At this point, we were all stuffed. I was tempted to stand up just to double check if I could still rise from my seat from what I’ve had so far. Interestingly enough, the food we had wasn’t exactly huge in serving and it was more of compact, composed dishes (as one would expect in fine dining establishments) but for some reason, I really felt full already. But no, we still had dessert left to enjoy. And when the waiter arrived and served this tiny round-cut of a brownie with a small drizzle of chocolate sauce, I joked with my fellow diners by saying, “Hmmm, I think the chef knew we must be so full by this time that he decided to just give us a small dessert.” The brownie was good but the sauce proved to be too sweet for me. Luckily, I had already placed an order for green tea by then and was hoping to wash down some of the strong sweetness that it brought to my tastebuds.
But after a few minutes, additional plates of dessert started to follow suit in our table. I was only halfway through my chocolate dessert when two more dessert plates arrived for each of us! The ladies laughed at me when I said, “Ok, ok, I take back what I said earlier. I think Chef Pierre wants us to enjoy more than just one dessert.” 😛
The second plate of dessert was a Coconut Cream with Pana Cotta. It had some bits of fruit in the cream, which I assume to be coconut and possibly, of another fruit I couldn’t distinguish but what was evident to me was the sour notes slicing through my palates. The pana cotta was mildly sweet but was slowly melting into the rest of the coconut cream.

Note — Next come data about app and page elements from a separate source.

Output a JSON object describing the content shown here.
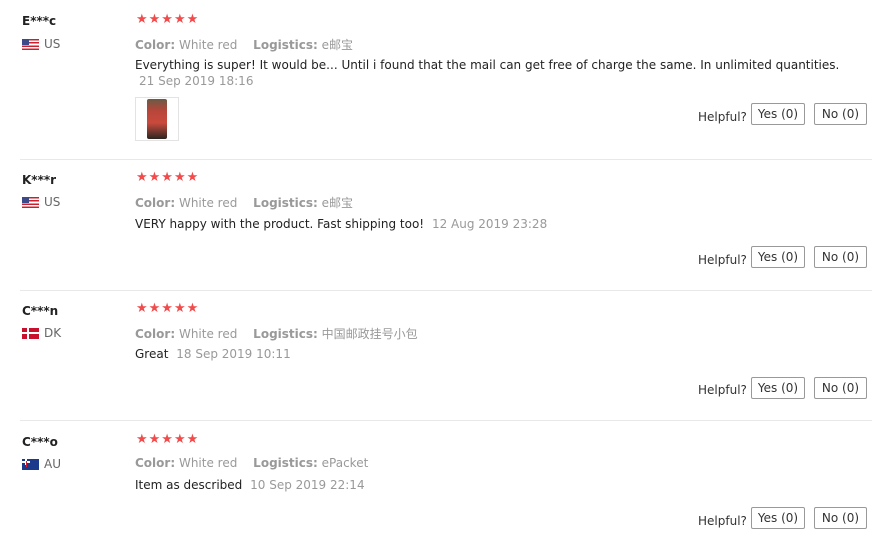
{
  "labels": {
    "color": "Color:",
    "logistics": "Logistics:",
    "helpful": "Helpful?"
  },
  "reviews": [
    {
      "user": "E***c",
      "country": "US",
      "flag": "us-flag",
      "stars": "★★★★★",
      "color_value": "White red",
      "logistics_value": "e邮宝",
      "text": "Everything is super! It would be... Until i found that the mail can get free of charge the same. In unlimited quantities.",
      "date": "21 Sep 2019 18:16",
      "has_photo": true,
      "yes": "Yes (0)",
      "no": "No (0)"
    },
    {
      "user": "K***r",
      "country": "US",
      "flag": "us-flag",
      "stars": "★★★★★",
      "color_value": "White red",
      "logistics_value": "e邮宝",
      "text": "VERY happy with the product. Fast shipping too!",
      "date": "12 Aug 2019 23:28",
      "yes": "Yes (0)",
      "no": "No (0)"
    },
    {
      "user": "C***n",
      "country": "DK",
      "flag": "dk-flag",
      "stars": "★★★★★",
      "color_value": "White red",
      "logistics_value": "中国邮政挂号小包",
      "text": "Great",
      "date": "18 Sep 2019 10:11",
      "yes": "Yes (0)",
      "no": "No (0)"
    },
    {
      "user": "C***o",
      "country": "AU",
      "flag": "au-flag",
      "stars": "★★★★★",
      "color_value": "White red",
      "logistics_value": "ePacket",
      "text": "Item as described",
      "date": "10 Sep 2019 22:14",
      "yes": "Yes (0)",
      "no": "No (0)"
    }
  ]
}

The third dessert plate had to be my favorite one of them all. It was a layer of crushed hazelnuts with a cream filling, resting on top of pickled pears (or apples, I couldn’t remember) with raspberry sauce on the side. I remember thinking how the taste of it was so reminiscent of a macaron from Laduree and the raspberry sauce’s tang balances the sweetness from the cream and pickled fruit.
Finally our tea arrived and by this time, I was sure that this would be the punctuation mark to conclude our lovely dinner. But wait…another plate was approaching! And in true-love-of-pastry fashion, on it were morsels of even more french desserts. Oooh la la la. Who was I to complain? Like I said, fine dinners like these don’t come every day so I continued on to happily indulge much to my delight.

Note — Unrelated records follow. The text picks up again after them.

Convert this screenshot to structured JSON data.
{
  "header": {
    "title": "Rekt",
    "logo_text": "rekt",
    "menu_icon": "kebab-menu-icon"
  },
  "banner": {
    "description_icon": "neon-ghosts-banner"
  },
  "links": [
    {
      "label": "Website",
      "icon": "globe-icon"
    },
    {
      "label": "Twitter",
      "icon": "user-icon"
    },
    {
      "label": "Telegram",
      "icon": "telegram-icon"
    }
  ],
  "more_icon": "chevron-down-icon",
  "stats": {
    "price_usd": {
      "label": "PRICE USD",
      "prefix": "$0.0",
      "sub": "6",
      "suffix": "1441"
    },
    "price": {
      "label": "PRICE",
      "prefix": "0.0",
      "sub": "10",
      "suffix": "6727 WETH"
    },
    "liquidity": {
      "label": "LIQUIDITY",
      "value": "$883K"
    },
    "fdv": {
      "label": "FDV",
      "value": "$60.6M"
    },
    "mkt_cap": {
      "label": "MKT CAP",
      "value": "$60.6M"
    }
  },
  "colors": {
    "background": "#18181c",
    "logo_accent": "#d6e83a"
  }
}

While I was aware that Chef Pierre was extremely busy attending to the guests’ meals, I was pleased to see that he takes the time to approach the diners to ask them how they found their food and what nots. It seems like he is quite down to earth and carries a great big smile with him as he went to our table and was more than willing to take photos with us. How cool is that?
By the end of the evening, I couldn’t help but contemplate on how the food was created from an artistic point of view; on how quality trumps quantity, even when it comes to food. The preparations were obviously exquisite and thought-through with a succinct nod to the ingredients’ strengths and how it will balance with each other within the dish. In our every day life, of course we don’t always eat at fine dining restaurants and more often than not, our main goal is to simply nourish our bodies. But with certain experiences like these, it makes you realize that food can be an art form too and that just as poetry are words said well, we also need to experience food that is done well.

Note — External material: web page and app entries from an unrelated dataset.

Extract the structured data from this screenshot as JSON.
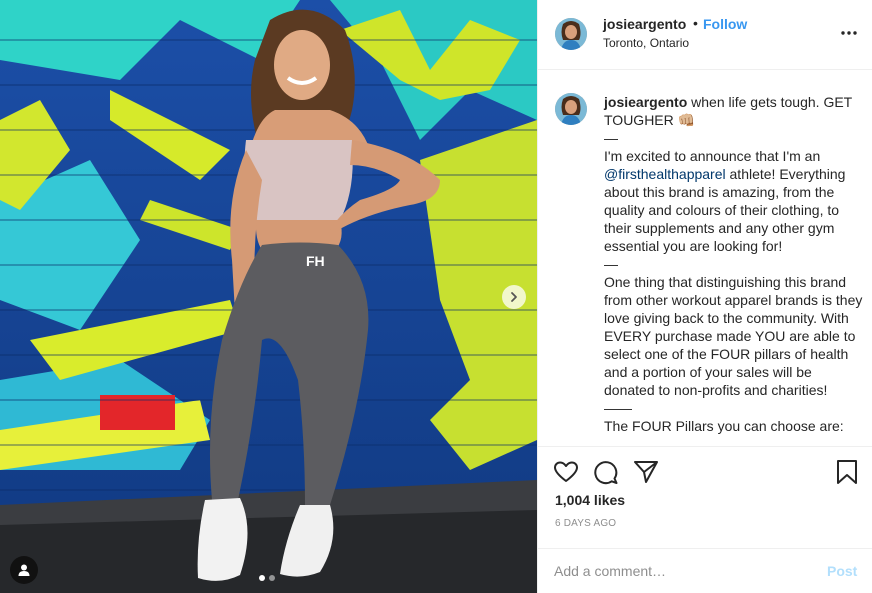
{
  "post": {
    "username": "josieargento",
    "separator": "•",
    "follow_label": "Follow",
    "location": "Toronto, Ontario",
    "more_icon": "more-options-icon"
  },
  "caption": {
    "username": "josieargento",
    "lines": {
      "l1": " when life gets tough. GET TOUGHER 👊🏼\n—\nI'm excited to announce that I'm an ",
      "mention": "@firsthealthapparel",
      "l2": " athlete! Everything about this brand is amazing, from the quality and colours of their clothing, to their supplements and any other gym essential you are looking for!\n—\nOne thing that distinguishing this brand from other workout apparel brands is they love giving back to the community. With EVERY purchase made YOU are able to select one of the FOUR pillars of health and a portion of your sales will be donated to non-profits and charities!\n——\nThe FOUR Pillars you can choose are:"
    }
  },
  "actions": {
    "likes": "1,004 likes",
    "timestamp": "6 DAYS AGO",
    "icons": [
      "heart-icon",
      "comment-icon",
      "share-icon",
      "bookmark-icon"
    ]
  },
  "comment_form": {
    "placeholder": "Add a comment…",
    "post_label": "Post"
  },
  "carousel": {
    "current": 1,
    "total": 2
  },
  "colors": {
    "link": "#3897f0",
    "mention": "#00376b",
    "muted": "#8e8e8e",
    "post_disabled": "#b2dffc"
  }
}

As of writing, the menu is said to change every week and rates can be inquired upon reservation. For more information, please contact Mövenpick Hotel Riyadh in their details below:
Mövenpick Hotel Riyadh